Two very young artists describe the trials, tribulations and joys of mounting a production of The Breakfast Club in STORIES FROM THE DETENTION HALL by Dustin Kagan Fleming and Charley Hausknost.
The Breakfast Club

It is difficult to find new ways of presenting Shakespeare which also seem organic to the text. But Trevor Barrette and his young team saw into the fantastical aspects of The Tempest and decided to approach it through the prism of Victorian Futurism (gamers know this style as Steam Punk). Mr. Barrette takes you back stage as they prepare with his article TO ENTERTAIN AND ENLIGHTEN SHAKESPEARE ENTHUSIASTS AND NEWCOMERS ALIKE.

INTRODUCING METACHROMA is precisely what it says - an introduction of this exciting new company by its members and - have a look - the ensemble comprises some of the best actors in the country.

Emma McQueen writes about confronting a very male script and a very male cast and overcoming a series of obstacles towards mounting Callistro the Great in her piece IN THE BOYS' CLUB.

Ann-Marie Kerr began as the director and - when a happy miracle happened - ended up acting the solo role in The Debacle, which began its life in the Atlantic region but continued on to being a jewel of the Festival TransAmériques. In MUSICAL CHAIRS - MOVING FROM DIRECTOR TO ACTOR IN A SOLO SHOW, Ms. Kerr writes about the journey.

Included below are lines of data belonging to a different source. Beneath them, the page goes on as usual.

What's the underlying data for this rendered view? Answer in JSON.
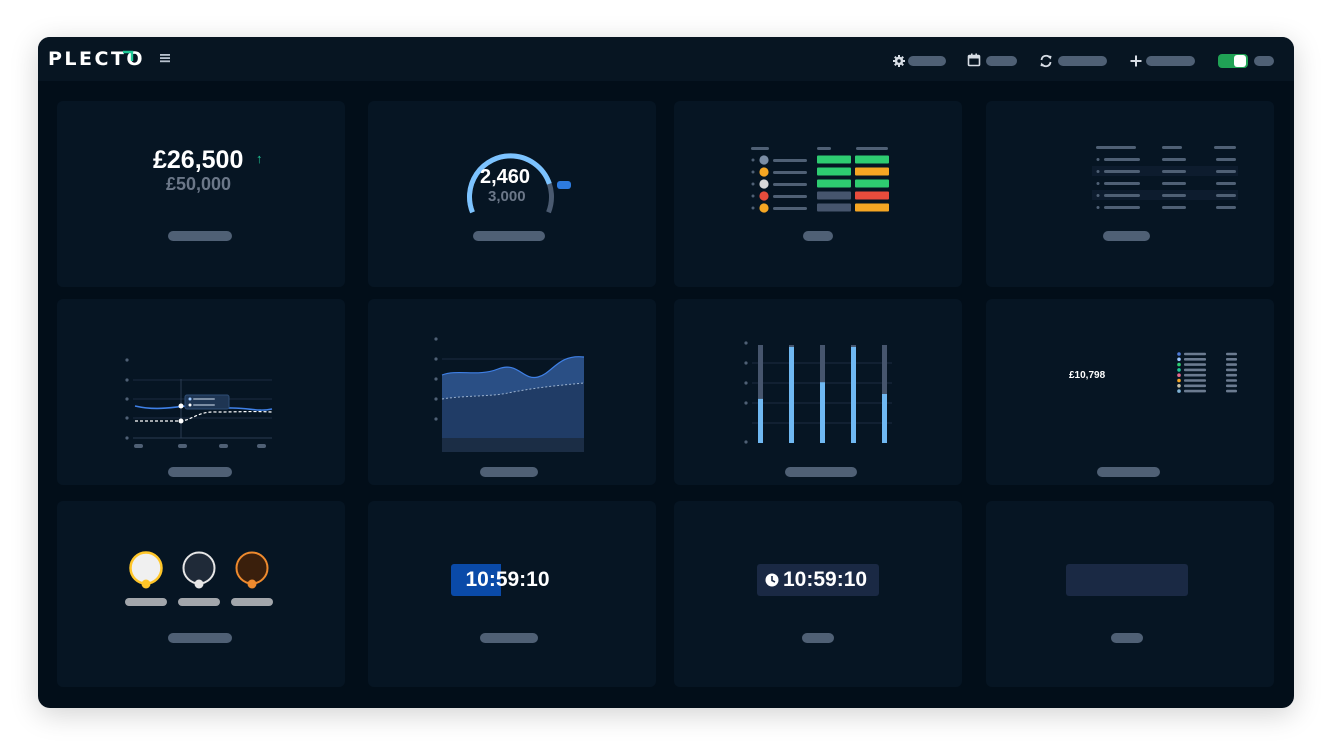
{
  "brand": {
    "logo_text": "PLECTO",
    "accent_color": "#20c997"
  },
  "topbar": {
    "icons": [
      "gear-icon",
      "calendar-icon",
      "refresh-icon",
      "plus-icon",
      "menu-icon"
    ],
    "toggle_on": true,
    "toggle_color": "#20a255"
  },
  "widgets": {
    "number": {
      "value": "£26,500",
      "target": "£50,000",
      "trend": "↑",
      "trend_color": "#20c997"
    },
    "gauge": {
      "value": "2,460",
      "target": "3,000",
      "progress": 0.82
    },
    "table_colors": {
      "green": "#2ecc71",
      "orange": "#f5a623",
      "red": "#e74c3c",
      "gray": "#46556d"
    },
    "bar_levels": [
      0.45,
      0.98,
      0.62,
      0.98,
      0.5
    ],
    "legend_value": "£10,798",
    "legend_dot_colors": [
      "#4e7bd9",
      "#9bc7ff",
      "#2ecc71",
      "#20c997",
      "#e56b8e",
      "#f5a623",
      "#c7c1a8",
      "#7fb3d5"
    ],
    "medals": [
      "gold",
      "silver",
      "bronze"
    ],
    "timer_1": "10:59:10",
    "timer_2": "10:59:10"
  }
}
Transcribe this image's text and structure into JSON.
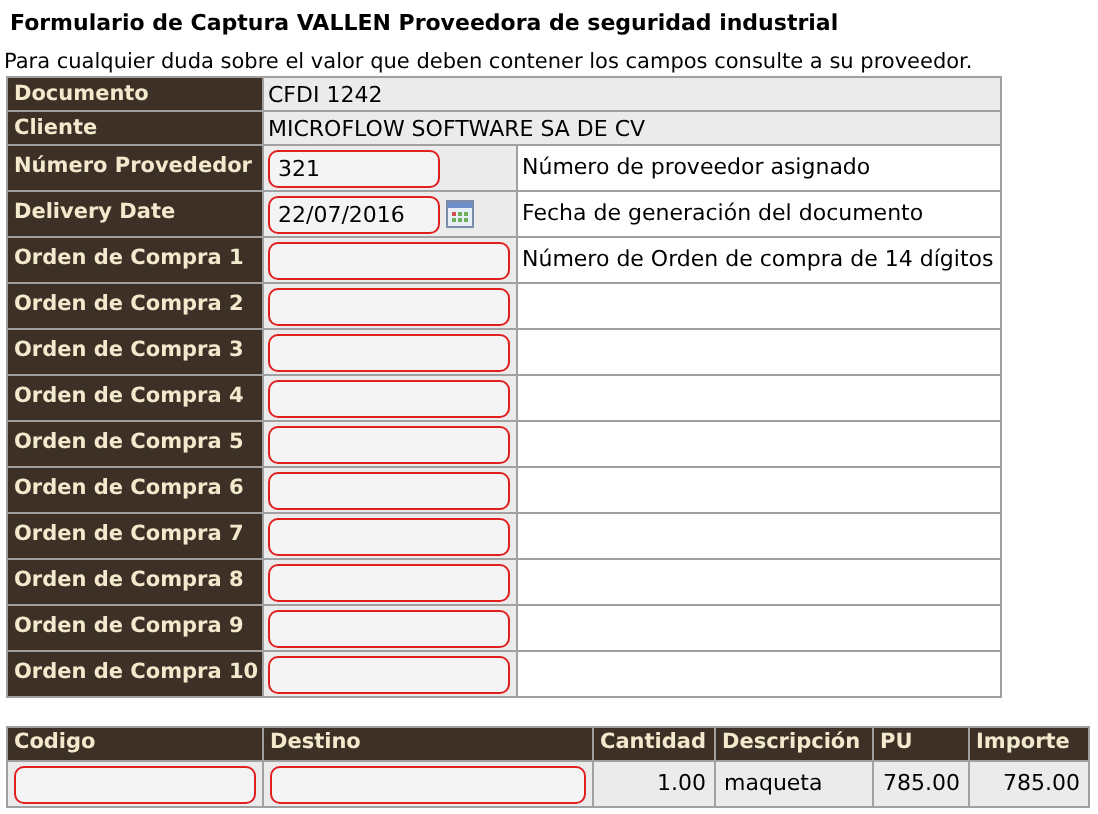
{
  "title": "Formulario de Captura VALLEN Proveedora de seguridad industrial",
  "intro": "Para cualquier duda sobre el valor que deben contener los campos consulte a su proveedor.",
  "fields": [
    {
      "label": "Documento",
      "kind": "text",
      "value": "CFDI 1242"
    },
    {
      "label": "Cliente",
      "kind": "text",
      "value": "MICROFLOW SOFTWARE SA DE CV"
    },
    {
      "label": "Número Provededor",
      "kind": "input",
      "value": "321",
      "hint": "Número de proveedor asignado"
    },
    {
      "label": "Delivery Date",
      "kind": "date",
      "value": "22/07/2016",
      "hint": "Fecha de generación del documento"
    },
    {
      "label": "Orden de Compra 1",
      "kind": "input",
      "hint": "Número de Orden de compra de 14 dígitos"
    },
    {
      "label": "Orden de Compra 2",
      "kind": "input"
    },
    {
      "label": "Orden de Compra 3",
      "kind": "input"
    },
    {
      "label": "Orden de Compra 4",
      "kind": "input"
    },
    {
      "label": "Orden de Compra 5",
      "kind": "input"
    },
    {
      "label": "Orden de Compra 6",
      "kind": "input"
    },
    {
      "label": "Orden de Compra 7",
      "kind": "input"
    },
    {
      "label": "Orden de Compra 8",
      "kind": "input"
    },
    {
      "label": "Orden de Compra 9",
      "kind": "input"
    },
    {
      "label": "Orden de Compra 10",
      "kind": "input"
    }
  ],
  "items_table": {
    "columns": [
      "Codigo",
      "Destino",
      "Cantidad",
      "Descripción",
      "PU",
      "Importe"
    ],
    "rows": [
      [
        {
          "kind": "input"
        },
        {
          "kind": "input"
        },
        {
          "kind": "number",
          "value": "1.00"
        },
        {
          "kind": "text",
          "value": "maqueta"
        },
        {
          "kind": "number",
          "value": "785.00"
        },
        {
          "kind": "number",
          "value": "785.00"
        }
      ]
    ]
  }
}
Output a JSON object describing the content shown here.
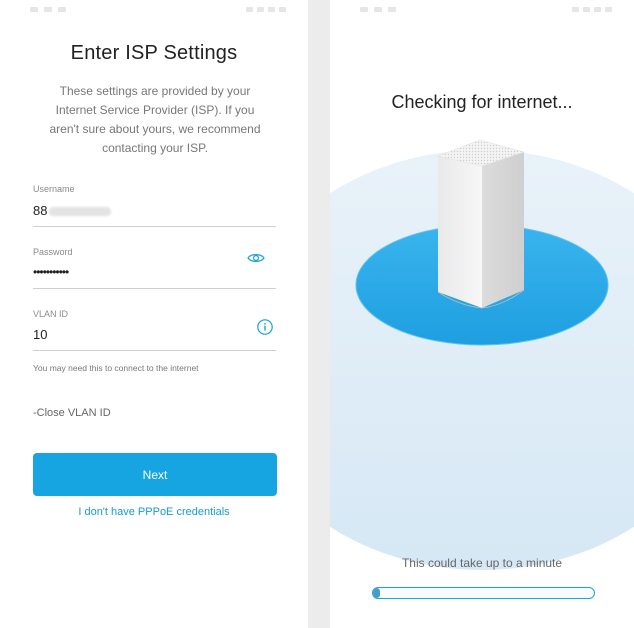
{
  "isp_screen": {
    "title": "Enter ISP Settings",
    "description": "These settings are provided by your Internet Service Provider (ISP). If you aren't sure about yours, we recommend contacting your ISP.",
    "username": {
      "label": "Username",
      "value_visible": "88"
    },
    "password": {
      "label": "Password",
      "value": "•••••••••••"
    },
    "vlan": {
      "label": "VLAN ID",
      "value": "10",
      "hint": "You may need this to connect to the internet"
    },
    "close_vlan_label": "-Close VLAN ID",
    "next_label": "Next",
    "no_credentials_link": "I don't have PPPoE credentials",
    "colors": {
      "accent": "#16a5e0"
    }
  },
  "checking_screen": {
    "title": "Checking for internet...",
    "subtitle": "This could take up to a minute",
    "progress": 0.03,
    "colors": {
      "disc": "#29a9e6",
      "halo": "#dcebf6"
    }
  }
}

8 Ways My Mother Was Conceived was a gorgeous little Fringe play, last year in Montreal. However, playwright/soloist Michaela di Cesare took criticisms to heart and decided to improve her work and give it a new life. In FROM ONE-WOMAN SHOW (IN EVERY SENSE OF THE WORD) FRINGE SHOW TO TRUE TEAM EFFORT she tells us how.

Soprano Mary Dunleavy is THE BIG SOPRANO in Richard Burnett's profile of a singer from the yellow-rose state who is coming to Montreal to play Daisy (Marguerite, to be more francophone) in Gounod's masterpiece, Faust.

As Christian Cagigal was preparing his new show, he was asked again and again why he was not including something very personal and swore that he would not do it...but did WHEN THE ART WANTS TO BE SOMETHING ELSE...

In On collaborations, handling the spice and writing a Bollywood play à la Québécoise called Poutine Masala Stéfan Cédilot describes the happy and improbably series of events that went into making an extravaganza for one of Montreal's most popular alternative houses.

Trevor Barrette is a very young man who had music and a story and lyrics and, finally, a musical which needed a production house. In WHAT DOES IT MEAN TO BE IN LOVE? he talks about the genesis of To Be, his work, and the happy marriage he found with Persephone Productions.

In DRAMATURGY OF DISAPPOINTMENT writer Joseph Shragge writes about finding a path for his play, The Heretics of Bohemia, during the production's unusual rehearsal process. Think: puppets.

Richard Burnett flies over the career of Rob Roth, director of Beauty and the Best, in BROADWAY ROCKER. As Bugs tells us, "surreal" is the only way to describe his career.

In THE SOUL HAS MANY EMOTIONS, THE BODY ONE Singer/actor/star Ranee Lee tells of the journey of her life - the trip which brought her to the Centaur Theatre for Lynn Nottage's Intimate Apparel.

Truly one of the most sensitive of our writers, Rahul Varma nevertheless tackles the big issues and how they effect the small people tied up in them. In his first-person piece STATE OF DENIAL: IN MEMORIES OF GRANDMOTHERS WHO LIVED TO TELL he talks about the process of writing his latest play and the research - and real stories - he found.

Rick Miller, in a first-person article, does battle with THE CRITICS as he attempts to nurture new works and also to keep works which have proven popular (and which continue to grow) alive.

Paul Hopkins shares his actor's notes as he deals with the preparation of a world premiere production of Morris Panych's play in WITH-IN ABSENTIA. Hopkins notes detail the shifting foci of the rehearsal period.